I'm very ready for that challenge. I feel like up to this point, I've just promised myself to be completely true to who I am. The reaction from the fans and the DMs that I get saying how helpful it is to hear me talk about things, that’s what motivates me so much to just stay genuine. When I write songs, I find it important to only write on what I know and what I've experienced. I've tried writing about imaginary situations or other people’s stories, but it always comes out so corny. I just stick to the basics and I feel like that's what keeps it quality.

You sometimes weave Italian into your music. What’s it like writing in two languages, and how has the fan reception been? Would you ever consider doing a full project in Italian? 
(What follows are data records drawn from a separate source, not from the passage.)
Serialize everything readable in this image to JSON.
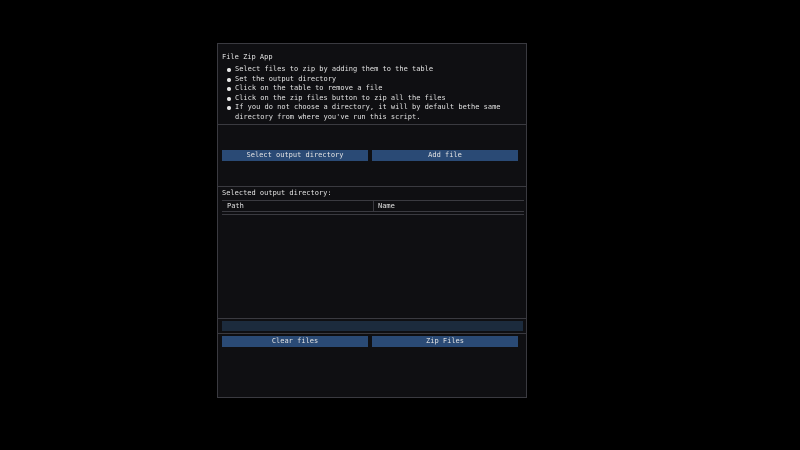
{
  "app": {
    "title": "File Zip App"
  },
  "instructions": [
    "Select files to zip by adding them to the table",
    "Set the output directory",
    "Click on the table to remove a file",
    "Click on the zip files button to zip all the files",
    "If you do not choose a directory, it will by default bethe same directory from where you've run this script."
  ],
  "buttons": {
    "select_output_directory": "Select output directory",
    "add_file": "Add file",
    "clear_files": "Clear files",
    "zip_files": "Zip Files"
  },
  "output": {
    "label": "Selected output directory:"
  },
  "table": {
    "columns": [
      "Path",
      "Name"
    ],
    "rows": []
  },
  "progress": {
    "value": 0
  },
  "colors": {
    "button": "#2a4a75",
    "window_bg": "#0f0f12",
    "page_bg": "#000000",
    "border": "#3a3a40"
  }
}
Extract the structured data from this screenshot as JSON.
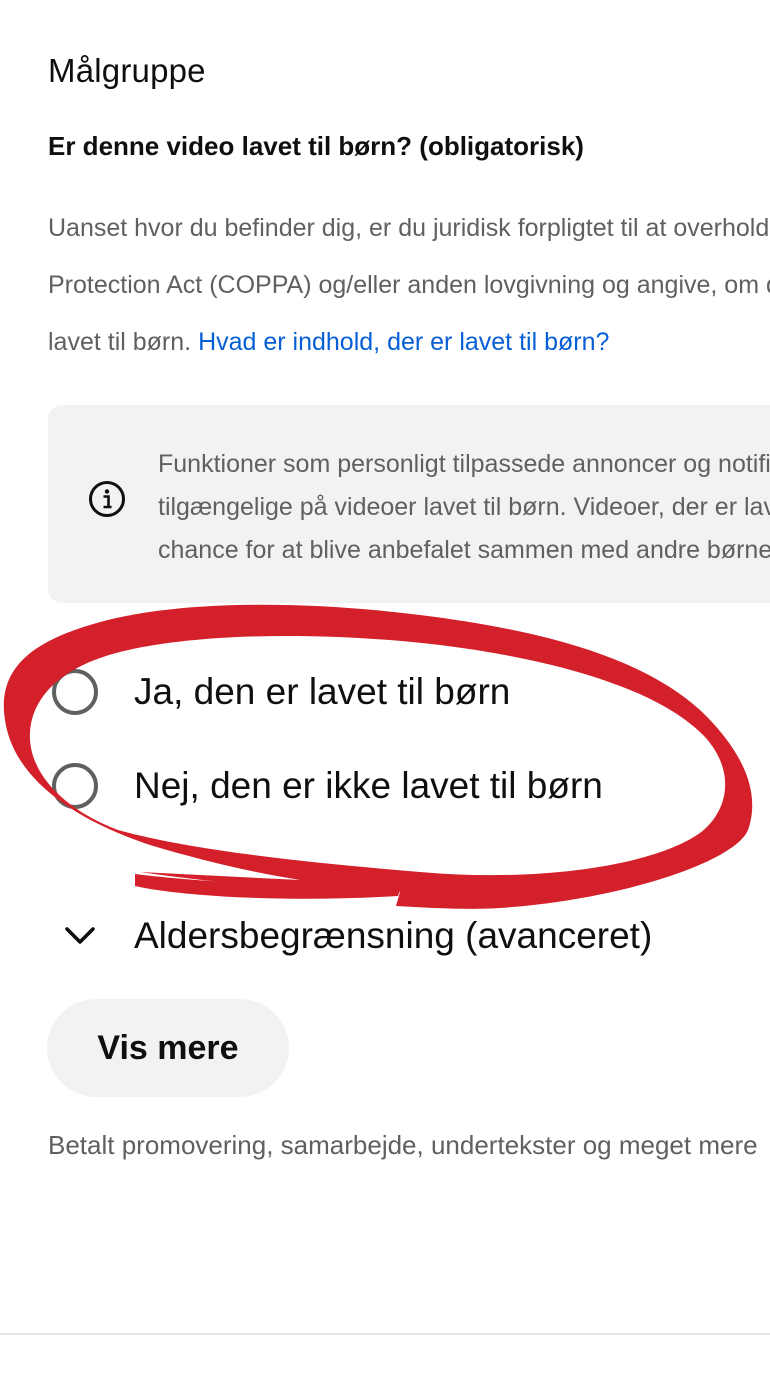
{
  "section": {
    "title": "Målgruppe"
  },
  "question": {
    "text": "Er denne video lavet til børn? (obligatorisk)"
  },
  "description": {
    "line1": "Uanset hvor du befinder dig, er du juridisk forpligtet til at overholde Children's Online Privacy",
    "line2": "Protection Act (COPPA) og/eller anden lovgivning og angive, om dine videoer er",
    "line3_prefix": "lavet til børn. ",
    "link_text": "Hvad er indhold, der er lavet til børn?"
  },
  "info_box": {
    "icon": "info-icon",
    "line1": "Funktioner som personligt tilpassede annoncer og notifikationer vil ikke være",
    "line2": "tilgængelige på videoer lavet til børn. Videoer, der er lavet til børn, har større",
    "line3": "chance for at blive anbefalet sammen med andre børnevideoer."
  },
  "audience_options": [
    {
      "label": "Ja, den er lavet til børn",
      "selected": false
    },
    {
      "label": "Nej, den er ikke lavet til børn",
      "selected": false
    }
  ],
  "age_restriction": {
    "icon": "chevron-down-icon",
    "label": "Aldersbegrænsning (avanceret)"
  },
  "show_more": {
    "label": "Vis mere"
  },
  "footer": {
    "text": "Betalt promovering, samarbejde, undertekster og meget mere"
  },
  "colors": {
    "link": "#065fd4",
    "annotation_red": "#d3202a",
    "text_primary": "#0f0f0f",
    "text_secondary": "#606060",
    "surface": "#f2f2f2"
  }
}
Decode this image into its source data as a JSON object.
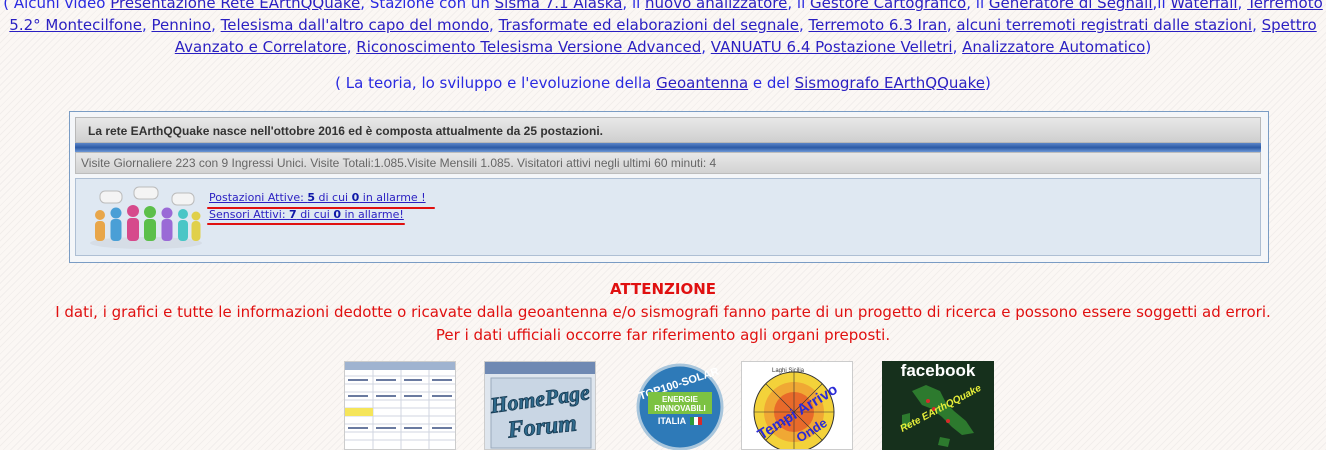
{
  "links": {
    "line1_prefix": "( Alcuni video ",
    "line1_items": [
      "Presentazione Rete EArthQQuake",
      "Stazione con un ",
      "Sisma 7.1 Alaska",
      "il ",
      "nuovo analizzatore",
      "il ",
      "Gestore Cartografico",
      "il ",
      "Generatore di Segnali",
      "il ",
      "Waterfall",
      "Terremoto"
    ],
    "line2": [
      "5.2° Montecilfone",
      "Pennino",
      "Telesisma dall'altro capo del mondo",
      "Trasformate ed elaborazioni del segnale",
      "Terremoto 6.3 Iran",
      "alcuni terremoti registrati dalle stazioni",
      "Spettro"
    ],
    "line3": [
      "Avanzato e Correlatore",
      "Riconoscimento Telesisma Versione Advanced",
      "VANUATU 6.4 Postazione Velletri",
      "Analizzatore Automatico"
    ],
    "line3_suffix": ")"
  },
  "theory": {
    "prefix": "( La teoria, lo sviluppo e l'evoluzione della ",
    "link1": "Geoantenna",
    "middle": " e del ",
    "link2": "Sismografo EArthQQuake",
    "suffix": ")"
  },
  "network": {
    "header": "La rete EArthQQuake nasce nell'ottobre 2016 ed è composta attualmente da 25 postazioni.",
    "visits": "Visite Giornaliere 223 con 9 Ingressi Unici. Visite Totali:1.085.Visite Mensili 1.085. Visitatori attivi negli ultimi 60 minuti: 4",
    "stations": {
      "label": "Postazioni Attive: ",
      "active": "5",
      "mid": " di cui ",
      "alarm": "0",
      "suffix": "  in allarme !"
    },
    "sensors": {
      "label": "Sensori Attivi: ",
      "active": "7",
      "mid": " di cui ",
      "alarm": "0",
      "suffix": "  in allarme!"
    }
  },
  "notice": {
    "title": "ATTENZIONE",
    "line1": "I dati, i grafici e tutte le informazioni dedotte o ricavate dalla geoantenna e/o sismografi fanno parte di un progetto di ricerca e possono essere soggetti ad errori.",
    "line2": "Per i dati ufficiali occorre far riferimento agli organi preposti."
  },
  "banners": {
    "homepage_forum_1": "HomePage",
    "homepage_forum_2": "Forum",
    "top100_1": "TOP100-SOLAR",
    "top100_2": "ENERGIE",
    "top100_3": "RINNOVABILI",
    "top100_4": "ITALIA",
    "tempi_1": "Tempi Arrivo",
    "tempi_2": "Onde",
    "tempi_3": "Laghi Sicilia",
    "facebook_1": "facebook",
    "facebook_2": "Rete EArthQQuake"
  },
  "colors": {
    "link": "#2a1fc2",
    "warning": "#e01010",
    "panel": "#dfe8f2"
  }
}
The fans have reacted well, and it's really exciting to see them show love for it. It’s definitely tricky to formulate what I want to say and, at the same time, make sure everything still rhymes. I thought it’d come naturally, but it can be difficult. I probably won’t do a full project in Italian, that’s not my priority, but maybe a song. 

Let’s talk about RBF, the concept — and the song. 

People have always told me to smile more, but to me, there’s a relaxing, empowering element to it. When you just act nice all the time, people mistake your kindness for weakness. I’ve been walked over so many times, often when trying to get my music out there, because I’ve just been polite and quiet. ‘RBF: Part 1’ is about the upside to having a resting bitch face.

‘RBF: Part 2’ is more of a way to defend myself about my resting bitch face. I explain how it’s not me being bitchy — it’s actually me being shy. And yet I get called standoffish when I’m not just sitting still and looking pretty. I know a lot of girls can relate — being told we’re hard to approach or difficult to work with — when really we’re just nervous and trying to keep our heads down. With these two parts of the song, I wanted to explain how RBF can be something to own, something to be empowered by, while also hitting back at people who have tried to tear me down for it. 

Do you remember the first time someone told you you had an RBF?

I don’t remember the exact first time that a man told me to smile more, but it happens all the time, with catcalling on the street or just out at a party. “Oh babe, smile more,’ they’ll say. And I’m just like, ‘For you? Absolutely not.’ I’m just living my life, I’m doing me. I’m not going to change for anyone. But, truly, all the time, people say that to me. It would happen in sessions, too — men would try to explain to me how production works. I’d be told that a certain kick should be a different way, or whatever. And I was like, well-aware of how production worked the whole time. I taught myself how to produce... duh! So I cut all those people off, they didn’t serve me and my goals. 

What is the Julia Wolf world that you hope to bring your fans into?

The world I want to build for fans is one that is female-centric and infused with horror, mythology and fantasy. I’ve taught myself photoshop so that I can craft a lot of my art for releases and social media, and I love to bring in darker elements, like glowing eyes, fangs, blood, coffins, you name it. My brand that I’m working on is called ‘Girls In Purgatory,’ which falls in line with that. Ultimately, I want to make a space for anyone to feel like they can be themselves. I’ve dealt with a lot of BS from people as I’ve tried to make it in this industry, just by being myself.